Old Man Playing with Children

Ransom, John Crowe

Primary Category: Literature / Poetry

Genre: Poetry

Annotated by:
Ratzan, Richard M.
  • Date of entry: Dec-21-2015
  • Last revised: Dec-21-2015


“Old Man Playing with Children” is a 20-line poem (5 quatrains with an ABBA rhyme scheme) describing an elderly man playing outside with his grandsons. The poem opens with the observation of a “discreet householder” that this “grandsire”—whom he sees dancing around a “backyard fire of boxes” in “warpaint and feathers”—will “set the house on fire.” The second quatrain introduces the point of view of a different spectator (perhaps the poet, but this remains unclear), who proceeds, in first person, to “unriddle” for the reader the thoughts of the old man, since the latter’s is a mind one “cannot open with conversation.” 

The remainder of the poem is in quotations, reflecting the soliloquy of the old man - as related to us by this secondary spectator - explicating his reasons for playing so exuberantly with his grandchildren, reasons which are, remarkably, quite straightforward and logical, yet couched in mordant commentary. The first of the three stanzas explaining his behavior and views is justly famous: 

"Grandson, grandsire. We are equally boy and boy.
Do not offer your reclining-chair and slippers
With tedious old women talking in wrappers.
This life is not good but in danger and in joy." 

The playful old man goes on to reject the values of “you/the elder to these and younger to me/who are penned as slaves by properties and causes.” Rather, the old man affirms his decision not to repeat the “ignominies unreckoned” of his own sedate adulthood. Instead, he “will be more honorable in these days.”, i.e., playing with children.


John Crowe Ransom was, like his student Randall Jarrell, as prominent a poet as he was a literary critic. He was a member of the Southern group of modernist poets known as The Fugitives; a founding editor of The Kenyon Review; and the leading proponent of a school of literary criticism called the New Criticism, defined by its very close reading of the text and analysis of it based strictly on its merits as an independent work of art.

“Old Man Playing with Children” is a typical John Crowe Ransom poem: it is a succinct, formal narrative of a seemingly ordinary event or scene, but one made poetical and extraordinary by virtue of its irony and an exegesis that succeeds—just—in skirting didacticism and rhetoric. One finishes a John Crowe Ransom poem wiser than when one started it. 

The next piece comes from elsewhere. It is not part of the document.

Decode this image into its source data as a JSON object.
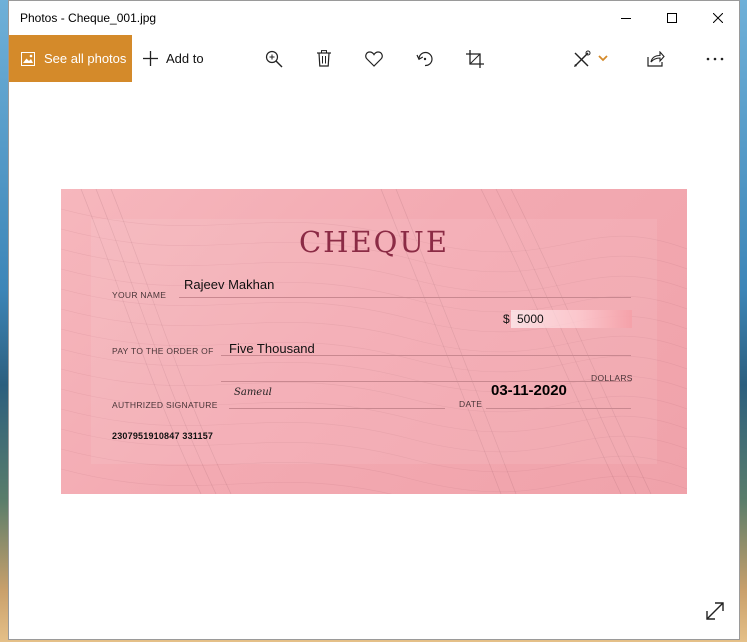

Formally, this poem is a gem. The irony of the “discreet” first observer, the distant rhyming of “unriddle” and “middling,” the reference of the adjective “middling” to the middle-aged “you” who are in the middle of “‘the elder to these and younger to me,” the repeated dichotomies ("Grandson, grandsire. We are equally boy and boy," "the snow on the head with snow on the wind,” “the elder to these and younger to me,” and “the first brief childhood and the brief second”) - these elements of comparison, equation and contrast are a syntactic tour de force in a 20 line poem.

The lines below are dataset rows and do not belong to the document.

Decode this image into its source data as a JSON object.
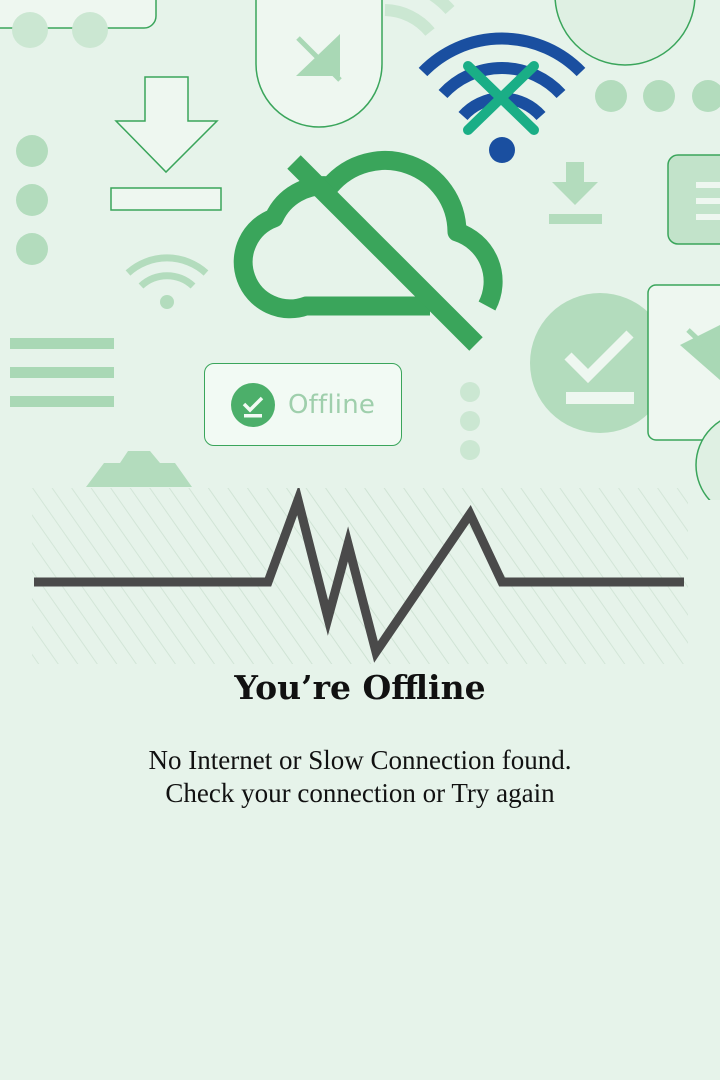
{
  "status_chip": {
    "label": "Offline",
    "icon": "check-download-icon"
  },
  "offline_message": {
    "title": "You’re Offline",
    "line1": "No Internet or Slow Connection found.",
    "line2": "Check your connection or Try again"
  },
  "icons": [
    "cloud-off-icon",
    "wifi-off-icon",
    "download-icon",
    "wifi-icon",
    "menu-lines-icon",
    "signal-off-icon",
    "check-circle-icon",
    "pulse-line-icon"
  ],
  "colors": {
    "background": "#e6f3ea",
    "brand_green": "#3aa55b",
    "light_green": "#b3dcbd",
    "wifi_blue": "#1a4fa0",
    "cross_teal": "#1aae86",
    "pulse_gray": "#4a4a4a",
    "text": "#111111"
  }
}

“Old Man Playing with Children” successfully raises the controversies of ageism and the social construction of what is “normal” or “appropriate” behavior for the elderly. That the old man’s self-analysis of his behavior comes from a mind "you cannot open with conversation” raises the possibility of senility, which in turn raises the question of just how rational his actions are or how accurate an interpreter of these actions the second observer is. The nested series of points of view, especially given the indeterminateness of veracity, creates an ambience of Propertian ambiguity for the poem, in which an apparently wise apology from a spry senior for his cavorting with his grandchildren is far more complex than one perceives on first reading.

Nevertheless, as a paean to having fun at any age, to preserving the childish joy in romping in the backyard with one’s grandchildren, and as a fierce polemic against a pseudo-respectability that others foist on the elderly, this poem will serve students of geriatrics well. A comparison of this man’s stance vis-à-vis the restrictions, both personal and social, of the narrator in T. S. Eliot’s “The Love Song of J. Alfred Prufrock” would provide a lively discussion in any class involving the elderly.

Primary Source

Selected Poems


New Directions


Alfred A. Knopf

Place Published

New York

Place Published

New York, New York





Page Count


Page Count

vi + 111